Exercise objective — Your task is to reproduce exactly the lines from the line with "Decode this image" through the end of the records below.

Data provided —
****

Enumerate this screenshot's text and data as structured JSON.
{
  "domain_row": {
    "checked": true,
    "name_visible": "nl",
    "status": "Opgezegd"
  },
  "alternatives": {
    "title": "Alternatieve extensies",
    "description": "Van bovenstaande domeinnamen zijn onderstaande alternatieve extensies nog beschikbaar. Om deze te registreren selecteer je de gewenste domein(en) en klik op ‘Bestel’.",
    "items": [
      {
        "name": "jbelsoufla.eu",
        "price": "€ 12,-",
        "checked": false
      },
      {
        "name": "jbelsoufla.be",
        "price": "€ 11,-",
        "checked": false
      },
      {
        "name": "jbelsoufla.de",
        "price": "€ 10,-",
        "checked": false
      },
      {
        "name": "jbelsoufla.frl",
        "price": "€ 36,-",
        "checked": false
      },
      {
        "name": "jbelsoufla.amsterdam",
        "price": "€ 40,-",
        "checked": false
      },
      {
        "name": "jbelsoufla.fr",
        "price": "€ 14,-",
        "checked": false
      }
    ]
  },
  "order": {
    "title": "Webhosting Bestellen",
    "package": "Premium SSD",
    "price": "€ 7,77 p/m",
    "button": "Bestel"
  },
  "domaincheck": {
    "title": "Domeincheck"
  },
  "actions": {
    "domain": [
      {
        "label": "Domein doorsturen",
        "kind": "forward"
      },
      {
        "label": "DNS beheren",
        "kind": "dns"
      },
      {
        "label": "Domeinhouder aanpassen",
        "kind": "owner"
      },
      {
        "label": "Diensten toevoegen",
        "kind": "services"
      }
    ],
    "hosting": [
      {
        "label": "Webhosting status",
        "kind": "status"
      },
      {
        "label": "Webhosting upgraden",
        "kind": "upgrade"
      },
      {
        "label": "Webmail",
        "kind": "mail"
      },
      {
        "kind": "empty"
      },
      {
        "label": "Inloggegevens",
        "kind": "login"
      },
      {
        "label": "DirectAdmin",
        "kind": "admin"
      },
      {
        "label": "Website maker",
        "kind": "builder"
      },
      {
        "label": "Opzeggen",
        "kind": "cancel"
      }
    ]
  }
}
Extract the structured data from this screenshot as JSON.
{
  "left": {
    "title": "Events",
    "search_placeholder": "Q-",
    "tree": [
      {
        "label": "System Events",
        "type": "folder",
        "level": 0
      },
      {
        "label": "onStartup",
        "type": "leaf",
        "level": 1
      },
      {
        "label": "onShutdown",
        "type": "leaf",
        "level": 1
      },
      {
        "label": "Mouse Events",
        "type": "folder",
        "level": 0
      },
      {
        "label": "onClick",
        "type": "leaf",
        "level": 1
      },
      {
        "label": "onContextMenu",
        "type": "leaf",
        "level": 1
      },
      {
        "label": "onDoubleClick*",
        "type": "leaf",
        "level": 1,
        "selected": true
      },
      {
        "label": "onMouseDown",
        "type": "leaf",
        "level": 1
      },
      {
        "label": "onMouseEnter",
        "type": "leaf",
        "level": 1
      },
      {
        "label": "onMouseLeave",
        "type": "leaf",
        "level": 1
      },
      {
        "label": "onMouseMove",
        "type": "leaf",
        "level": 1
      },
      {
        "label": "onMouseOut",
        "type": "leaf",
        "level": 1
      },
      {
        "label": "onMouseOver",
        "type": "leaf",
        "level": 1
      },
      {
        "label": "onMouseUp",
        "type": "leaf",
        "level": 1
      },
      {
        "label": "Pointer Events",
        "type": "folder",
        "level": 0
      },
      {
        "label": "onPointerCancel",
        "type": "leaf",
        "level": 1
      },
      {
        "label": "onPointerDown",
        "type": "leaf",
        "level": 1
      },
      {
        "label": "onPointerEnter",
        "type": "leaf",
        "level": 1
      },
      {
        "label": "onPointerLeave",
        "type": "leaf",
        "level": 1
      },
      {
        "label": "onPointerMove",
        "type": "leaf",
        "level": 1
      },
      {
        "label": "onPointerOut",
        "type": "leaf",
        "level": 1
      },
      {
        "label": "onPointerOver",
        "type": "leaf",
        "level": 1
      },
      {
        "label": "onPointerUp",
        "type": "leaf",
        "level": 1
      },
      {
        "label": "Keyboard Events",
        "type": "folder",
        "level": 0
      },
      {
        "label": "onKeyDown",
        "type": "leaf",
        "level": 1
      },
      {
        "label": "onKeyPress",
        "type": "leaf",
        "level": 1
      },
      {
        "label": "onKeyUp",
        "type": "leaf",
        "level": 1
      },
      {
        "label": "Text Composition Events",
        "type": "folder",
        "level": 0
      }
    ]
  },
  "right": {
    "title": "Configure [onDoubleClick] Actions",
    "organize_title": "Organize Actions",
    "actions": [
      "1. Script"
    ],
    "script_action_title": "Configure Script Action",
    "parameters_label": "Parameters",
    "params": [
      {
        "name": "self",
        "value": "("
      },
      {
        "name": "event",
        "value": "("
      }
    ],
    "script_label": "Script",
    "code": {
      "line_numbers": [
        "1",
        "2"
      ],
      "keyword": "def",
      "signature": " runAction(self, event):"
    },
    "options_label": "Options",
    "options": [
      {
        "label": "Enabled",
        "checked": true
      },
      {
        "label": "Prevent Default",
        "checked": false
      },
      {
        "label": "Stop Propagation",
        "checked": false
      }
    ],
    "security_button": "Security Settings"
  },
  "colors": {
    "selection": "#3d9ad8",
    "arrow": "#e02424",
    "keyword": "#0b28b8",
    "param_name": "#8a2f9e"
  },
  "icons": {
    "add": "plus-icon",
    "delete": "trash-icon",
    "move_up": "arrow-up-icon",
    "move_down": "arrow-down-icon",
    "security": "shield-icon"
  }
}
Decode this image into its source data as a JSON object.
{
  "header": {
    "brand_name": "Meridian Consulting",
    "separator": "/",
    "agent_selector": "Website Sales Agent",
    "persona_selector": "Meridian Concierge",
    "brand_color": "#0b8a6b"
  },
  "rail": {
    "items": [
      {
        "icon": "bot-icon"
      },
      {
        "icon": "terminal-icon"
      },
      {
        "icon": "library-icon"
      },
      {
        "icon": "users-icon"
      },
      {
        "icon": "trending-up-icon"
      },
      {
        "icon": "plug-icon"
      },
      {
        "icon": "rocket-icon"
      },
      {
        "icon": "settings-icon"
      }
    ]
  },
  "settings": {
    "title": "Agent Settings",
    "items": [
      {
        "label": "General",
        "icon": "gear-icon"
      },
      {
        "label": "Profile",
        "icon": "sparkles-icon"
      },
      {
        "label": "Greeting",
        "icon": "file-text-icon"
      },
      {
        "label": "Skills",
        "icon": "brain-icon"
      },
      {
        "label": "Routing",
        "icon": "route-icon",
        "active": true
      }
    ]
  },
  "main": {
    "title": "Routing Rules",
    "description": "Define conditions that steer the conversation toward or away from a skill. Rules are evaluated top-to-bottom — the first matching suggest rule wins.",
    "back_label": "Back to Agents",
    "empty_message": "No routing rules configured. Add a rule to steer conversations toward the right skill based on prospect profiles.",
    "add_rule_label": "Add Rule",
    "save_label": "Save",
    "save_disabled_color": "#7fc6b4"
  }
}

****

Reply to the exercise —
Decode this image into its source data as a JSON object.
{
  "header": {
    "brand_name": "Meridian Consulting",
    "separator": "/",
    "agent_selector": "Website Sales Agent",
    "persona_selector": "Meridian Concierge",
    "brand_color": "#0b8a6b"
  },
  "rail": {
    "items": [
      {
        "icon": "bot-icon"
      },
      {
        "icon": "terminal-icon"
      },
      {
        "icon": "library-icon"
      },
      {
        "icon": "users-icon"
      },
      {
        "icon": "trending-up-icon"
      },
      {
        "icon": "plug-icon"
      },
      {
        "icon": "rocket-icon"
      },
      {
        "icon": "settings-icon"
      }
    ]
  },
  "settings": {
    "title": "Agent Settings",
    "items": [
      {
        "label": "General",
        "icon": "gear-icon"
      },
      {
        "label": "Profile",
        "icon": "sparkles-icon"
      },
      {
        "label": "Greeting",
        "icon": "file-text-icon"
      },
      {
        "label": "Skills",
        "icon": "brain-icon"
      },
      {
        "label": "Routing",
        "icon": "route-icon",
        "active": true
      }
    ]
  },
  "main": {
    "title": "Routing Rules",
    "description": "Define conditions that steer the conversation toward or away from a skill. Rules are evaluated top-to-bottom — the first matching suggest rule wins.",
    "back_label": "Back to Agents",
    "empty_message": "No routing rules configured. Add a rule to steer conversations toward the right skill based on prospect profiles.",
    "add_rule_label": "Add Rule",
    "save_label": "Save",
    "save_disabled_color": "#7fc6b4"
  }
}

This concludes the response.